This lack of engagement is certainly unexpected, given that penalties for non-compliance are severe, including potential criminal offences on the part of the relevant directors. However, it is not entirely surprising considering the potentially daunting task facing real estate investors to ensure compliance. Not only do they need to get to grips with the detail of the Economic Crime (Transparency and Enforcement) Act 2022, which underpins the ROE, they must also then apply these rules to the often-complex ownership structures they use to hold their UK land investments including through funds, joint ventures and co-investments.

It is not all bad news. Anecdotally, we are hearing that with a proper understanding of how the ROE dovetails with existing reporting regimes, real estate investors are finding that the process isn’t as burdensome as they may have feared.

Intrinsic to this sentiment is the understanding that the ROE shouldn’t be viewed in isolation, but more as an extension of the “Persons with Significant Control” (PSC) regime into beneficial ownership of UK land. The PSC regime has required UK legal entities to register details of their beneficial ownership since 2016. This is important for two main reasons:

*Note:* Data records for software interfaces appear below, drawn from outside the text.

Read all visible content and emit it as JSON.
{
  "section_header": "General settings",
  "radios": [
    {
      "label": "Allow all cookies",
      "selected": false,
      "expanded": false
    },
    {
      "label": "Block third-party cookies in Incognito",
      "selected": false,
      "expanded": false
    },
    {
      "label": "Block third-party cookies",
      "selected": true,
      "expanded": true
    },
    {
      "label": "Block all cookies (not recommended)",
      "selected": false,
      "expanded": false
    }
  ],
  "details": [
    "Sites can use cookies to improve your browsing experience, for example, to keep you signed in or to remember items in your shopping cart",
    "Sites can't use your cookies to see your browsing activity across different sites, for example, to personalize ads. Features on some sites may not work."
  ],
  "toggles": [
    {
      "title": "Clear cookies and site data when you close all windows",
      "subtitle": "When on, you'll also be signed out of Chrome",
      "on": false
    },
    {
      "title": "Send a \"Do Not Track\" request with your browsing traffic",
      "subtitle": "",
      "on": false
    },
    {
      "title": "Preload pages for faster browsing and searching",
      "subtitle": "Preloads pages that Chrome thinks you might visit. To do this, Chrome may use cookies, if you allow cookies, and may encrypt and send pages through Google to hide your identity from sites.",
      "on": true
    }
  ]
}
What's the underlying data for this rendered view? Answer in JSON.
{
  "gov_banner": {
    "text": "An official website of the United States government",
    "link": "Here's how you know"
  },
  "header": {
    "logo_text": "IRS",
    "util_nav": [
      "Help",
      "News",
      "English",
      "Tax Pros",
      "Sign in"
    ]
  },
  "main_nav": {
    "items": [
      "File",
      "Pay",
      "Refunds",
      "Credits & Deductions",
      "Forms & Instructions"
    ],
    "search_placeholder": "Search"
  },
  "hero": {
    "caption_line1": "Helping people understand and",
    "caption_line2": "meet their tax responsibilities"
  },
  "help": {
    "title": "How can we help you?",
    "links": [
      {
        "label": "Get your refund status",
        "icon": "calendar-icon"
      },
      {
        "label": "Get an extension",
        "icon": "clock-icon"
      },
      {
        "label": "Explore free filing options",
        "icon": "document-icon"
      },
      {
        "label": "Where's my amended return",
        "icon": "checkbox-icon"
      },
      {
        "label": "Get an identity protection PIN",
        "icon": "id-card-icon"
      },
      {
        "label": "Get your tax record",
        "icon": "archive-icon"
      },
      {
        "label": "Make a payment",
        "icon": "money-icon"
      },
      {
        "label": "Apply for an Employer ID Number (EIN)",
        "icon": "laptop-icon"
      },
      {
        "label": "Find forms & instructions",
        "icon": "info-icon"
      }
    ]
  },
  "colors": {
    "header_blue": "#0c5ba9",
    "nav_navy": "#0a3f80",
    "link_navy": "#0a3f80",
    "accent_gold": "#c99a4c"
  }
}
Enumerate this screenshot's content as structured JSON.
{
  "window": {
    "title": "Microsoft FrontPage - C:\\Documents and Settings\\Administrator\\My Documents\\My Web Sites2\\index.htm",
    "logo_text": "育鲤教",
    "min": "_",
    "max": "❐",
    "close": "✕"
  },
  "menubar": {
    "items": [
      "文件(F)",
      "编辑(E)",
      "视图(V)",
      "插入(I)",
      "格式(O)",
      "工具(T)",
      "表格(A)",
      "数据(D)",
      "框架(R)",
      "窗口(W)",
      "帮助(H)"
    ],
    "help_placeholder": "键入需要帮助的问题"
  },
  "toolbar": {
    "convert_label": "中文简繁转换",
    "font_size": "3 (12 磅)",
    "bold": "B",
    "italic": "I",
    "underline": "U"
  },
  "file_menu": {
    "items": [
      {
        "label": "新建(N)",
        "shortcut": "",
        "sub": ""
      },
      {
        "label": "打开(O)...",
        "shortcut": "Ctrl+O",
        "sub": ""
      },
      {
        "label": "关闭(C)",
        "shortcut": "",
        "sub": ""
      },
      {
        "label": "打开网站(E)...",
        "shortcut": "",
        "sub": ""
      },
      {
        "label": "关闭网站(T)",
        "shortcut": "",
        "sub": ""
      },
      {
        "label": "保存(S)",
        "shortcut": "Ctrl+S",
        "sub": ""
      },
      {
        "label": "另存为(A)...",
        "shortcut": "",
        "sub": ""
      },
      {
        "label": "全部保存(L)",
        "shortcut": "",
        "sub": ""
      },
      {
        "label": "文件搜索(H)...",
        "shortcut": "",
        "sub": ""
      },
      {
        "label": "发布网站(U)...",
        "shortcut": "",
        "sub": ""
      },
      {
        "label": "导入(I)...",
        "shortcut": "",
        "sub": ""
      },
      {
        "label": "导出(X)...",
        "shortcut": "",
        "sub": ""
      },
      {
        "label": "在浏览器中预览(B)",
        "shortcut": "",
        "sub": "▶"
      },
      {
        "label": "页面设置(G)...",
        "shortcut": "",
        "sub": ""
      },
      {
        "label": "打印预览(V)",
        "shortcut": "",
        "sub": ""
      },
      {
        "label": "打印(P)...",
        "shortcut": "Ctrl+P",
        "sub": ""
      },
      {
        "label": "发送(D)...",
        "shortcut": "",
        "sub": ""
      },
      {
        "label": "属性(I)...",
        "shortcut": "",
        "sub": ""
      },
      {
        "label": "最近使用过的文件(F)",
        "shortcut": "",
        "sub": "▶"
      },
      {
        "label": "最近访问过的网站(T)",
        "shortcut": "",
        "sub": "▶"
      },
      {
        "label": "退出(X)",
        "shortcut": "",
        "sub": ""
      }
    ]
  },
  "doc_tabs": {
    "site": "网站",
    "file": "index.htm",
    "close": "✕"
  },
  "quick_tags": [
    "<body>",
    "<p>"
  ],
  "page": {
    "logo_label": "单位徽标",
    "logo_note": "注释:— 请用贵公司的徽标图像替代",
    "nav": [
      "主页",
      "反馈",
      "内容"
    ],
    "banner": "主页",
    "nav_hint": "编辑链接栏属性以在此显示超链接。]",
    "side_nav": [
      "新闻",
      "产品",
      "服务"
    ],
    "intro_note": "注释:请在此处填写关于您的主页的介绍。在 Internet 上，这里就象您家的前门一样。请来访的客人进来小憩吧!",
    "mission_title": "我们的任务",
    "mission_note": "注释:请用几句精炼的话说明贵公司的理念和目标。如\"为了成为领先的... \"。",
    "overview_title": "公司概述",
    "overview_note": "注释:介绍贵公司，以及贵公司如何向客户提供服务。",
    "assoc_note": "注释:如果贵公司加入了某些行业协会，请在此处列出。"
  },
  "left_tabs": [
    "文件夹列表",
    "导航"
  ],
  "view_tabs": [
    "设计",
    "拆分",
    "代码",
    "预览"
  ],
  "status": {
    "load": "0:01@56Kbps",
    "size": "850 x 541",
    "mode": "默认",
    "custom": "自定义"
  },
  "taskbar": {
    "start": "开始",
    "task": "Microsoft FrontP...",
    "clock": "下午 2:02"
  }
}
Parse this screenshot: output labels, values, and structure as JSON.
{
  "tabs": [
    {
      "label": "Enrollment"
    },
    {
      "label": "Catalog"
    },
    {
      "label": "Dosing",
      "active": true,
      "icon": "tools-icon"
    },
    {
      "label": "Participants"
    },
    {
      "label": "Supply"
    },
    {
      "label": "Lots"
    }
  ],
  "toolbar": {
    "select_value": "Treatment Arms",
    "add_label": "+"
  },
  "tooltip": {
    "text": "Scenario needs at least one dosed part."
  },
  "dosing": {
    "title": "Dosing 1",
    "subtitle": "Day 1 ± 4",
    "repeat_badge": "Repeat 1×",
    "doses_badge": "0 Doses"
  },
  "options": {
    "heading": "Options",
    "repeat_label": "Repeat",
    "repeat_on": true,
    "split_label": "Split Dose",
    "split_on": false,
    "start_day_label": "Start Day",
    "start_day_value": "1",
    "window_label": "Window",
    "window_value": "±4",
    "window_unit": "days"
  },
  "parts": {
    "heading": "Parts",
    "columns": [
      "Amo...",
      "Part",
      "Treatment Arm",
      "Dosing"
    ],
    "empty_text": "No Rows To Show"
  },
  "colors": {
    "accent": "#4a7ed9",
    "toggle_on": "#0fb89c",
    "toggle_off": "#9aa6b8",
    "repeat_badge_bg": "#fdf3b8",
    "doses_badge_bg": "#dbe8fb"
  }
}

  1. Much of the legislation for identifying an RBO under the ROE, mirrors that identifying PSCs under the PSC regime. This is significant because real estate investors can 'piggy-back' off much of their prior and ongoing PSC beneficial ownership analysis.
  2. Where UK entities appear in the holding structure above an overseas entity owning UK land, real estate investors may be able to ‘plug-in’ to the PSC regime. Practically, this means that no further beneficial ownership analysis is required above the relevant UK entity in the holding structure. Equally, if there are entities in the holding structure listed on certain global exchanges, real estate investors can also ‘plug-in’ to the disclosure requirements within the listing rules/regimes to create a similar effect.

If there are no UK entities or other listed entities sitting above the relevant overseas entity, the summary effect of the ROE legislation is that the regime would only target individuals at the top of the ownership structure, which can significantly simplify the task of beneficial ownership analysis.

With a proper understanding of how the ROE fits into the wider legislative landscape, it is possible for many real estate investors to cut through the administrative burden of the ROE. But the clock is ticking. There is no time to waste.